• ASSIGNMENT
Whenever a line in the data holds the string "chevron", pull that line out.

(Entries from a dataset of interfaces)
• • • • • • •

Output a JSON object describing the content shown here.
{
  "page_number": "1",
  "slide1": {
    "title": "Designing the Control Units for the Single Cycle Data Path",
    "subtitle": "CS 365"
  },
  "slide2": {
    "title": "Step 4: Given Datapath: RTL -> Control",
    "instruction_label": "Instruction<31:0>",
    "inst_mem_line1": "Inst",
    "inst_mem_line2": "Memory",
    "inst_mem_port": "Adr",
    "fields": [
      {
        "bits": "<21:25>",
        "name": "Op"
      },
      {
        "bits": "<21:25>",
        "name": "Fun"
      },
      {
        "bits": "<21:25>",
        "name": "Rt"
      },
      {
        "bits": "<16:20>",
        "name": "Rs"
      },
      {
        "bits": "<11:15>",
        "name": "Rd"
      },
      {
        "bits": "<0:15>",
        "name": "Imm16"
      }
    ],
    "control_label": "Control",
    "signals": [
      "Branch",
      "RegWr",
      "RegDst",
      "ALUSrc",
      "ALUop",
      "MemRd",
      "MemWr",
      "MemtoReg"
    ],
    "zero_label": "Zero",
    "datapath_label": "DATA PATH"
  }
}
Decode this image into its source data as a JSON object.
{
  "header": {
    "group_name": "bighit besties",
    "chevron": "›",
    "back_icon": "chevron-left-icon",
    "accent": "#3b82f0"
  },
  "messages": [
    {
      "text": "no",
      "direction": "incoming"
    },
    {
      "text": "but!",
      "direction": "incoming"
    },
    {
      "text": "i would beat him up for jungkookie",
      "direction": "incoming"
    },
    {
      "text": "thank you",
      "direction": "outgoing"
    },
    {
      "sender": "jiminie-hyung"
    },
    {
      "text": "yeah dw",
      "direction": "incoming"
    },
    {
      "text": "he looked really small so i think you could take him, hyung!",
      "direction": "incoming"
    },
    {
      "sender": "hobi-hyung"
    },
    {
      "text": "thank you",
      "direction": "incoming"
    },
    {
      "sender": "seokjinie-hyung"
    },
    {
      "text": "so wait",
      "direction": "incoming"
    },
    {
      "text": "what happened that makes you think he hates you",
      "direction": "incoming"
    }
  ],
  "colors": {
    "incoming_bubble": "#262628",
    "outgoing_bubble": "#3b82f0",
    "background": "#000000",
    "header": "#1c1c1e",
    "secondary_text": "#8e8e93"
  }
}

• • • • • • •

• REPLY
    "chevron": "›",
    "back_icon": "chevron-left-icon",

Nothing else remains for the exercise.